During my bouncy warm up, I could see a lot of guys who looked way faster than me standing still. 
Legendary photographer Neil Zeller took a few probably unpublishable extreme close-ups of me. 
had gone under the tape to line up in front of runners with headphones, etc. A runner with music is especially dangerous at the start of a race.
Started the gopro and let whatever was about to happen, happen. 
There I am, jumping. Not actually 7 feet tall. 
Off we went at what seemed like 400m pace. 
One really quick 10k competitor came hobbling back having had turned his ankle a bit in a pothole. He decided to do the 5k despite not being in the best shape. You can spot him if you examine the feet above. 
A-Chang got a couple of great quad shots. Trailing leg extension on toe-off quite good, even if foot a little sideways. 
Me, cropped. 
The course is an out and back. First uphill/ last downhill was less steep than I remember from 2 years ago. The first downhill/ last uphill is however steeper, it's second visit coming at a key stage in the race.
2k sign and I was about 40 seconds ahead of 20 minute pace. My watch km splits were coming before the signs, earlier and earlier, though it's always going to be about completing the course rather than when a gps tells you to stop. Into a headwind before the turnaround, I slowed a bit as I felt I was burning too many matches. 
The leading lady's speed, just in front of me, was dropping more than mine. I overtook, knowing it's all too easy to settle into a pace-setter's slowing speed. The leader and race winner, who surely rode a bicycle some of the way, came flashing past. The injured guy came past wearing quite the grimace (camera zoom too wide to pick it up). 

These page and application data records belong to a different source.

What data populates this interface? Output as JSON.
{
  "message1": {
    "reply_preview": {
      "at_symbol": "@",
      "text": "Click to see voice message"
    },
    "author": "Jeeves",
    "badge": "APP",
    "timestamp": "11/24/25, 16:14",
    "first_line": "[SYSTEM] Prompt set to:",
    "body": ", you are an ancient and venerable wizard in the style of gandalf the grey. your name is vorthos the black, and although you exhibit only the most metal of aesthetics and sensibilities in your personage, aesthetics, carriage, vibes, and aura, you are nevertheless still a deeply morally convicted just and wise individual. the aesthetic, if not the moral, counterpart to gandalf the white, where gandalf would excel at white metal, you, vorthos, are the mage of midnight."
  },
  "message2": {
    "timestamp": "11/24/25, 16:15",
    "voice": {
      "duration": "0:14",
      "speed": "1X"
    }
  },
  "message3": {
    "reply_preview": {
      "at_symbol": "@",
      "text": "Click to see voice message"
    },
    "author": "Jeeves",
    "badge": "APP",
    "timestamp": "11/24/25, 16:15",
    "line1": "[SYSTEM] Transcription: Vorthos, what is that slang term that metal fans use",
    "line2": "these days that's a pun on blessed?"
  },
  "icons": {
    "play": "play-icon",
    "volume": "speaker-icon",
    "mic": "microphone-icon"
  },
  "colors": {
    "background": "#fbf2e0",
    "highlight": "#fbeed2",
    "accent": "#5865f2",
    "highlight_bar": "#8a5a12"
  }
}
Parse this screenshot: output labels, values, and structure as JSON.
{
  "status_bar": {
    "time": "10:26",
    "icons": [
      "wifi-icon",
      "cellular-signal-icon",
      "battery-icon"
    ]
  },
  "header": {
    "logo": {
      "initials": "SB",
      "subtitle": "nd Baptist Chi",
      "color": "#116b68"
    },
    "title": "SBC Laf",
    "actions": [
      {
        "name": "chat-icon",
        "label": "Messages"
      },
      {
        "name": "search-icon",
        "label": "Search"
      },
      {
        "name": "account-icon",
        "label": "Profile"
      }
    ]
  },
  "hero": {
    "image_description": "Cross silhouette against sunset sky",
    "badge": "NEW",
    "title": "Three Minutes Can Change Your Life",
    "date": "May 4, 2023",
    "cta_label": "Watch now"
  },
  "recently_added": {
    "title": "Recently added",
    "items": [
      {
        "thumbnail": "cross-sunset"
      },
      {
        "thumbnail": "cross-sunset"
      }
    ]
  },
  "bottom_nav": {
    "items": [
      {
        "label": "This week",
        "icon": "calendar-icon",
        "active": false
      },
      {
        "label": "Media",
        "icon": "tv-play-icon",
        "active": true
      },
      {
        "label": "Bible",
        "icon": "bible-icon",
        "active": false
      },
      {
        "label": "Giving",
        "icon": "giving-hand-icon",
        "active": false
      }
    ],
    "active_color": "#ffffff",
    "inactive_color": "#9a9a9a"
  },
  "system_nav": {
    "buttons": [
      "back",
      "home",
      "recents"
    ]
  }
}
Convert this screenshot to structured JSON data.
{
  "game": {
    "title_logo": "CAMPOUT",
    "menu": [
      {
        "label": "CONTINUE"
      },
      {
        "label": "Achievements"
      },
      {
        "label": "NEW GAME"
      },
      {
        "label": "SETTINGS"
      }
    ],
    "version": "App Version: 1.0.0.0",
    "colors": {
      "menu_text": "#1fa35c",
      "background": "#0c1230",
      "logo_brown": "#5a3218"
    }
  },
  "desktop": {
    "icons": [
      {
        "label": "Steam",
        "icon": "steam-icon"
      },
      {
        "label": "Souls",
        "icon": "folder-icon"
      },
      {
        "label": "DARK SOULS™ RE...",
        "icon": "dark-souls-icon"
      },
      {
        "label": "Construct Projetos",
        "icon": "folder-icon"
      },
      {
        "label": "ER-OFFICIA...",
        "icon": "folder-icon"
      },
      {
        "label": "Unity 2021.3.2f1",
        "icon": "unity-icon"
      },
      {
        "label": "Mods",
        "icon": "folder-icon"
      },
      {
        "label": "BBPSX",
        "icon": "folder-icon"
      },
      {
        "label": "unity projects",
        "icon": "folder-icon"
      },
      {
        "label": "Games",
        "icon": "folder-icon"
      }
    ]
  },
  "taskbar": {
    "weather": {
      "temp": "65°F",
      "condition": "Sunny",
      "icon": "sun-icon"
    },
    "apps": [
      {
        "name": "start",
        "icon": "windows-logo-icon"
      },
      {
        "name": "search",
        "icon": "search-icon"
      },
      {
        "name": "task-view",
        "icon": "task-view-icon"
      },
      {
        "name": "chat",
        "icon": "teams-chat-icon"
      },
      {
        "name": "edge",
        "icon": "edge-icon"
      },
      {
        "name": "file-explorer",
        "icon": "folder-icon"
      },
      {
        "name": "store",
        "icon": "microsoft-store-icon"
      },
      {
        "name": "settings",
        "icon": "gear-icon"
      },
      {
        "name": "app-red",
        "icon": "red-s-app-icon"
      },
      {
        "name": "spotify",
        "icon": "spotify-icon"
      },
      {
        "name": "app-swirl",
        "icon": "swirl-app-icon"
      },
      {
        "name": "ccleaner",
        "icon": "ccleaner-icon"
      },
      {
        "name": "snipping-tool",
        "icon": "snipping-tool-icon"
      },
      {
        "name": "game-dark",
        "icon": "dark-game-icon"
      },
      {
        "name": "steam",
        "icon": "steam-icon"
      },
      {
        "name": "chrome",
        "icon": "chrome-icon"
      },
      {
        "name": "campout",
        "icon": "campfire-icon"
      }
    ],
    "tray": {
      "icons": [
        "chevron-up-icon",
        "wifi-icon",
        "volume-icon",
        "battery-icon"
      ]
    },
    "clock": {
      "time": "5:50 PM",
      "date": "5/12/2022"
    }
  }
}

Overtook one more at start of that incline. 
About halfway up, I overtook a kid who looked about 13, maybe younger. He'll be back next year with bigger lung capacity and leave me trailing.  
Past some gopro fans and the 4k sign after that last incline. I couldn't wave back, still recovering and trying to get my breathing rhythm back from that uphill. What is usually 3 steps per inhale and 3 per exhale seemed to swap places. 
"Be at 16 minutes at 4k, then 3:59 pace till the finish". So began the endgame. The last downhill helped conserve a little energy for the final few hundred metres. 
I could see the clock from quite a way off, and knew I had the sub-20 by the time I could read it. Easing up as I crossed the line, final time was 19:50. 
I had to push through a couple of barriers to get under 20 minutes again, however it shows that my speed and speed-endurance are gradually making a comeback.
Exhaustion arrived a few seconds later, level: hands on knees. 
I lost count of my place during the race, my 12th was actually 15th. No age group podium this time. 
Watch thought I'd done 5.1k. 
Irish stew makes for the best post-race food ever.
A-Chang was entertained by the various costumes, and welcomed not having to wait too long for me. 
She got this shot of me at the line, which through the magic of Instagram manages to convey much of what running means.